Task goal
Please set out each line below exactly as it stands, without the images.

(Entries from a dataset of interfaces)

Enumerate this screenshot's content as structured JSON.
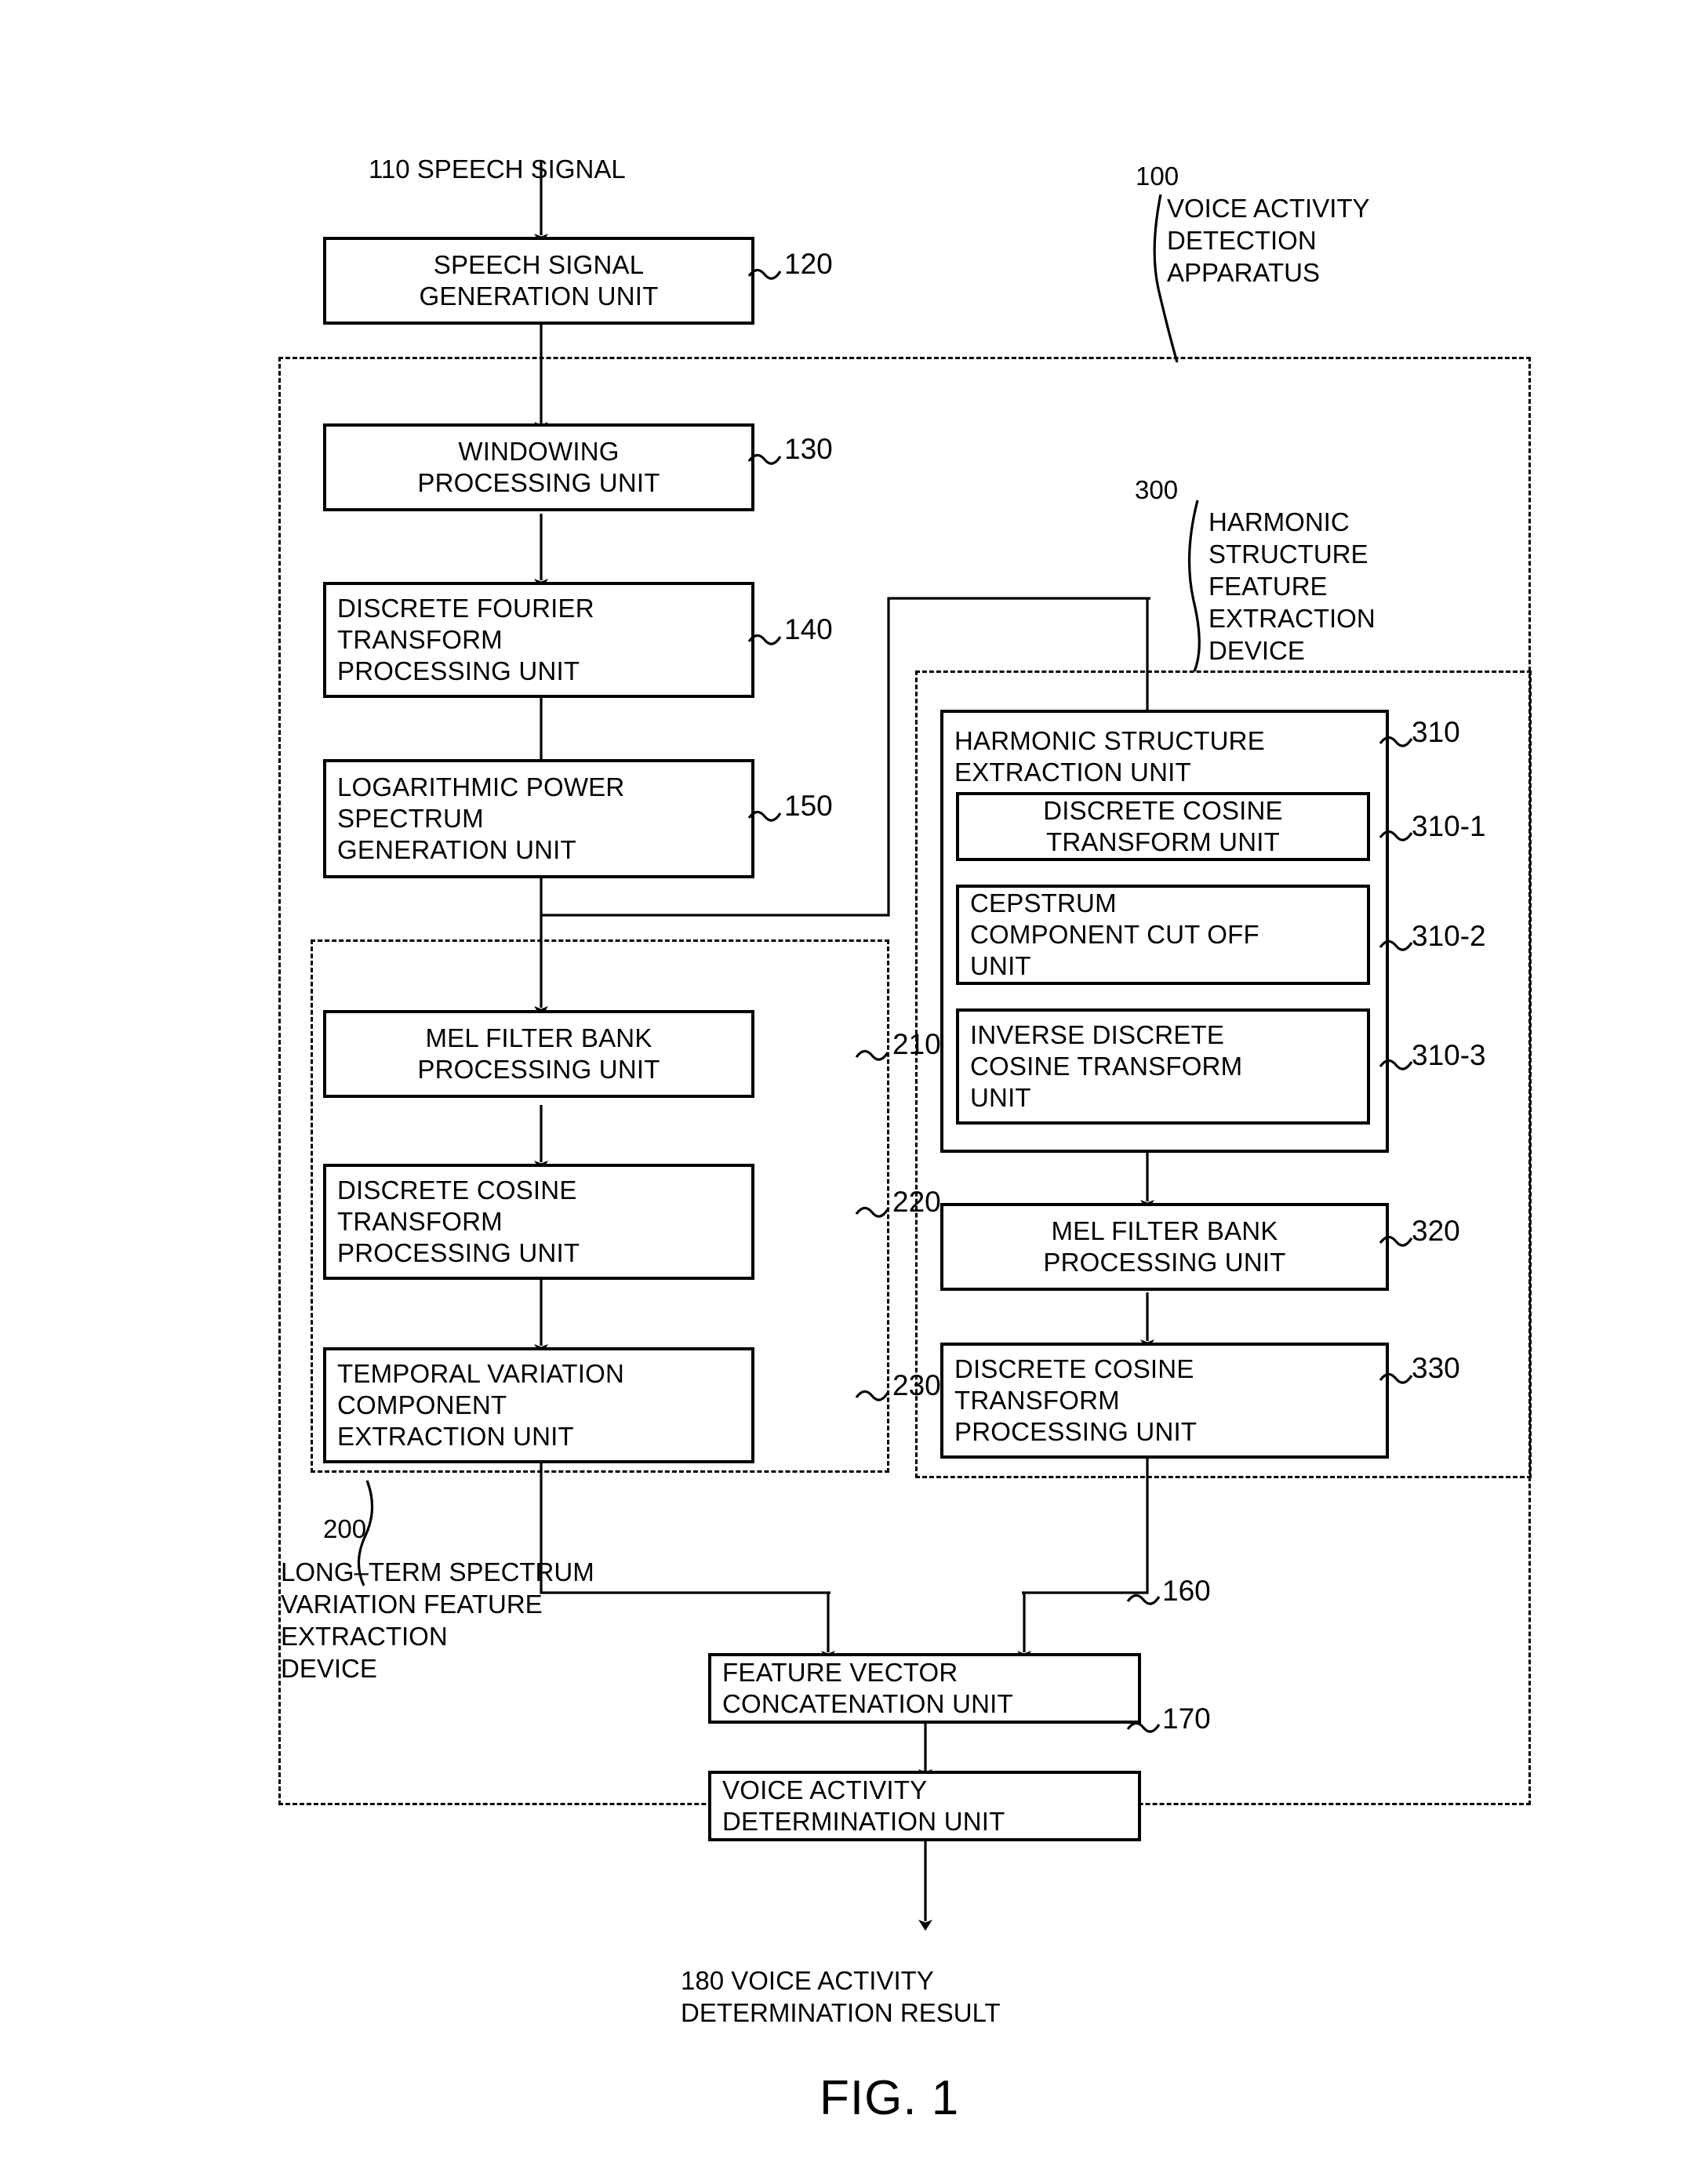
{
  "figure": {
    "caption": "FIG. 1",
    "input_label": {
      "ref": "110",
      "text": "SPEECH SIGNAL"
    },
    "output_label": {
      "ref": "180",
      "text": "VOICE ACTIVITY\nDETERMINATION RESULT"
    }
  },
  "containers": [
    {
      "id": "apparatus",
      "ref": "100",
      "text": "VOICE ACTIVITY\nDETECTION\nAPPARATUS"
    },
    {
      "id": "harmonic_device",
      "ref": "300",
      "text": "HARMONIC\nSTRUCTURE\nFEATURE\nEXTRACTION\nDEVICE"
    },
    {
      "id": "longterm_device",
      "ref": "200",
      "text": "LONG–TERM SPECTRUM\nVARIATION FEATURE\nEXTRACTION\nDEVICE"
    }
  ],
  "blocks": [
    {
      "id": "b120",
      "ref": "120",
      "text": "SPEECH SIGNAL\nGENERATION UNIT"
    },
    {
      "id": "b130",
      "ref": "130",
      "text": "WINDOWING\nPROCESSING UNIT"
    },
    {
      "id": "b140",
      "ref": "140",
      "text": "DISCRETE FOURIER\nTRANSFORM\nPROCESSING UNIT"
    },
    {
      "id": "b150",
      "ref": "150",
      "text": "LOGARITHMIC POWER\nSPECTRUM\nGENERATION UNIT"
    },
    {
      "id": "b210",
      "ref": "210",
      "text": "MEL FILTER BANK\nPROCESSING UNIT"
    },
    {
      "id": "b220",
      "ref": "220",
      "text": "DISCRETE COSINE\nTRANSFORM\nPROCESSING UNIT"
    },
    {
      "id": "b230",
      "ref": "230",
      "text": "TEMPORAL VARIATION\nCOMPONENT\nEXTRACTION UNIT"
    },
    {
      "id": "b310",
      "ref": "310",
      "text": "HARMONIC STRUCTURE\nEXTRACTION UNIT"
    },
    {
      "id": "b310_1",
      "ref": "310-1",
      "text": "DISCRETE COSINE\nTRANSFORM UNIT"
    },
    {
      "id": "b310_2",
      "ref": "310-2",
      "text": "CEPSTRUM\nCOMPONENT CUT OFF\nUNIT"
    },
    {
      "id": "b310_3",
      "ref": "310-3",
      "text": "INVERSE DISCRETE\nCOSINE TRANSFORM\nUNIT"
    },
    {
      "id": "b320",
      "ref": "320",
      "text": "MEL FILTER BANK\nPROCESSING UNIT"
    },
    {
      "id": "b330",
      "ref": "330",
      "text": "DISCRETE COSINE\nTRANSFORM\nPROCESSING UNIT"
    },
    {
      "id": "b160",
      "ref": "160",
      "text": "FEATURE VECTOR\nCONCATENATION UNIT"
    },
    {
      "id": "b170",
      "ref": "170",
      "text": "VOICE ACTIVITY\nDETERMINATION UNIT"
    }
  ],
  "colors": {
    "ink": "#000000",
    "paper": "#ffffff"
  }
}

Solution to this problem
Enumerate this screenshot's content as structured JSON.
{
  "figure": {
    "caption": "FIG. 1",
    "input_label": {
      "ref": "110",
      "text": "SPEECH SIGNAL"
    },
    "output_label": {
      "ref": "180",
      "text": "VOICE ACTIVITY\nDETERMINATION RESULT"
    }
  },
  "containers": [
    {
      "id": "apparatus",
      "ref": "100",
      "text": "VOICE ACTIVITY\nDETECTION\nAPPARATUS"
    },
    {
      "id": "harmonic_device",
      "ref": "300",
      "text": "HARMONIC\nSTRUCTURE\nFEATURE\nEXTRACTION\nDEVICE"
    },
    {
      "id": "longterm_device",
      "ref": "200",
      "text": "LONG–TERM SPECTRUM\nVARIATION FEATURE\nEXTRACTION\nDEVICE"
    }
  ],
  "blocks": [
    {
      "id": "b120",
      "ref": "120",
      "text": "SPEECH SIGNAL\nGENERATION UNIT"
    },
    {
      "id": "b130",
      "ref": "130",
      "text": "WINDOWING\nPROCESSING UNIT"
    },
    {
      "id": "b140",
      "ref": "140",
      "text": "DISCRETE FOURIER\nTRANSFORM\nPROCESSING UNIT"
    },
    {
      "id": "b150",
      "ref": "150",
      "text": "LOGARITHMIC POWER\nSPECTRUM\nGENERATION UNIT"
    },
    {
      "id": "b210",
      "ref": "210",
      "text": "MEL FILTER BANK\nPROCESSING UNIT"
    },
    {
      "id": "b220",
      "ref": "220",
      "text": "DISCRETE COSINE\nTRANSFORM\nPROCESSING UNIT"
    },
    {
      "id": "b230",
      "ref": "230",
      "text": "TEMPORAL VARIATION\nCOMPONENT\nEXTRACTION UNIT"
    },
    {
      "id": "b310",
      "ref": "310",
      "text": "HARMONIC STRUCTURE\nEXTRACTION UNIT"
    },
    {
      "id": "b310_1",
      "ref": "310-1",
      "text": "DISCRETE COSINE\nTRANSFORM UNIT"
    },
    {
      "id": "b310_2",
      "ref": "310-2",
      "text": "CEPSTRUM\nCOMPONENT CUT OFF\nUNIT"
    },
    {
      "id": "b310_3",
      "ref": "310-3",
      "text": "INVERSE DISCRETE\nCOSINE TRANSFORM\nUNIT"
    },
    {
      "id": "b320",
      "ref": "320",
      "text": "MEL FILTER BANK\nPROCESSING UNIT"
    },
    {
      "id": "b330",
      "ref": "330",
      "text": "DISCRETE COSINE\nTRANSFORM\nPROCESSING UNIT"
    },
    {
      "id": "b160",
      "ref": "160",
      "text": "FEATURE VECTOR\nCONCATENATION UNIT"
    },
    {
      "id": "b170",
      "ref": "170",
      "text": "VOICE ACTIVITY\nDETERMINATION UNIT"
    }
  ],
  "colors": {
    "ink": "#000000",
    "paper": "#ffffff"
  }
}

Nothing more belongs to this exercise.